**DATA TO EXAMINE**
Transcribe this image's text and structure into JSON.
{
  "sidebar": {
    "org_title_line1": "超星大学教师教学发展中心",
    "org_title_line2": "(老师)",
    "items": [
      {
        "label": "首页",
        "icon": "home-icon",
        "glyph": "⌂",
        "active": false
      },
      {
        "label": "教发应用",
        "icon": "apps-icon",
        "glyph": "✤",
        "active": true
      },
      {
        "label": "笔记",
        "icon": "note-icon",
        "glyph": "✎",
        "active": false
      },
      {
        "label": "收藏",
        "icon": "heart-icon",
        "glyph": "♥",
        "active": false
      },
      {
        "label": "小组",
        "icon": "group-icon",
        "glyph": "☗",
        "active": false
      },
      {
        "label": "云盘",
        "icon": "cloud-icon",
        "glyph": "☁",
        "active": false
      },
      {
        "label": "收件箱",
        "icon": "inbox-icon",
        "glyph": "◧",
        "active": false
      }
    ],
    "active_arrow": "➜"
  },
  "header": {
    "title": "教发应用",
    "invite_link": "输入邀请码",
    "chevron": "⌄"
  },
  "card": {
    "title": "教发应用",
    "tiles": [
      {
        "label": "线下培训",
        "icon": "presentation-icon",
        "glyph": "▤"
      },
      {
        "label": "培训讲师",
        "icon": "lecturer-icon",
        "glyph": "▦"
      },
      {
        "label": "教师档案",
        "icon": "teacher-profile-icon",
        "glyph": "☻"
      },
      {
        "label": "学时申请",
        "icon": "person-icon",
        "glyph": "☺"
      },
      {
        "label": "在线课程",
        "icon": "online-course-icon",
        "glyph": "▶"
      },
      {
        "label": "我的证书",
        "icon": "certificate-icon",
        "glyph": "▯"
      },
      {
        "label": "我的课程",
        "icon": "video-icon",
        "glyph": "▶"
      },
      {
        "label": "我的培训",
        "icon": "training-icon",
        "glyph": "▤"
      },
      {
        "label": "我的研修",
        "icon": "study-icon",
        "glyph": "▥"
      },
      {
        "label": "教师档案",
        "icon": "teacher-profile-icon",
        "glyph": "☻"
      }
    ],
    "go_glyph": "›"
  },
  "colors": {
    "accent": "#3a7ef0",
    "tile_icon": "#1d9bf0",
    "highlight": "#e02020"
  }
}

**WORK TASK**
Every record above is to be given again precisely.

**SOLUTION FOR THIS EXERCISE**
Transcribe this image's text and structure into JSON.
{
  "sidebar": {
    "org_title_line1": "超星大学教师教学发展中心",
    "org_title_line2": "(老师)",
    "items": [
      {
        "label": "首页",
        "icon": "home-icon",
        "glyph": "⌂",
        "active": false
      },
      {
        "label": "教发应用",
        "icon": "apps-icon",
        "glyph": "✤",
        "active": true
      },
      {
        "label": "笔记",
        "icon": "note-icon",
        "glyph": "✎",
        "active": false
      },
      {
        "label": "收藏",
        "icon": "heart-icon",
        "glyph": "♥",
        "active": false
      },
      {
        "label": "小组",
        "icon": "group-icon",
        "glyph": "☗",
        "active": false
      },
      {
        "label": "云盘",
        "icon": "cloud-icon",
        "glyph": "☁",
        "active": false
      },
      {
        "label": "收件箱",
        "icon": "inbox-icon",
        "glyph": "◧",
        "active": false
      }
    ],
    "active_arrow": "➜"
  },
  "header": {
    "title": "教发应用",
    "invite_link": "输入邀请码",
    "chevron": "⌄"
  },
  "card": {
    "title": "教发应用",
    "tiles": [
      {
        "label": "线下培训",
        "icon": "presentation-icon",
        "glyph": "▤"
      },
      {
        "label": "培训讲师",
        "icon": "lecturer-icon",
        "glyph": "▦"
      },
      {
        "label": "教师档案",
        "icon": "teacher-profile-icon",
        "glyph": "☻"
      },
      {
        "label": "学时申请",
        "icon": "person-icon",
        "glyph": "☺"
      },
      {
        "label": "在线课程",
        "icon": "online-course-icon",
        "glyph": "▶"
      },
      {
        "label": "我的证书",
        "icon": "certificate-icon",
        "glyph": "▯"
      },
      {
        "label": "我的课程",
        "icon": "video-icon",
        "glyph": "▶"
      },
      {
        "label": "我的培训",
        "icon": "training-icon",
        "glyph": "▤"
      },
      {
        "label": "我的研修",
        "icon": "study-icon",
        "glyph": "▥"
      },
      {
        "label": "教师档案",
        "icon": "teacher-profile-icon",
        "glyph": "☻"
      }
    ],
    "go_glyph": "›"
  },
  "colors": {
    "accent": "#3a7ef0",
    "tile_icon": "#1d9bf0",
    "highlight": "#e02020"
  }
}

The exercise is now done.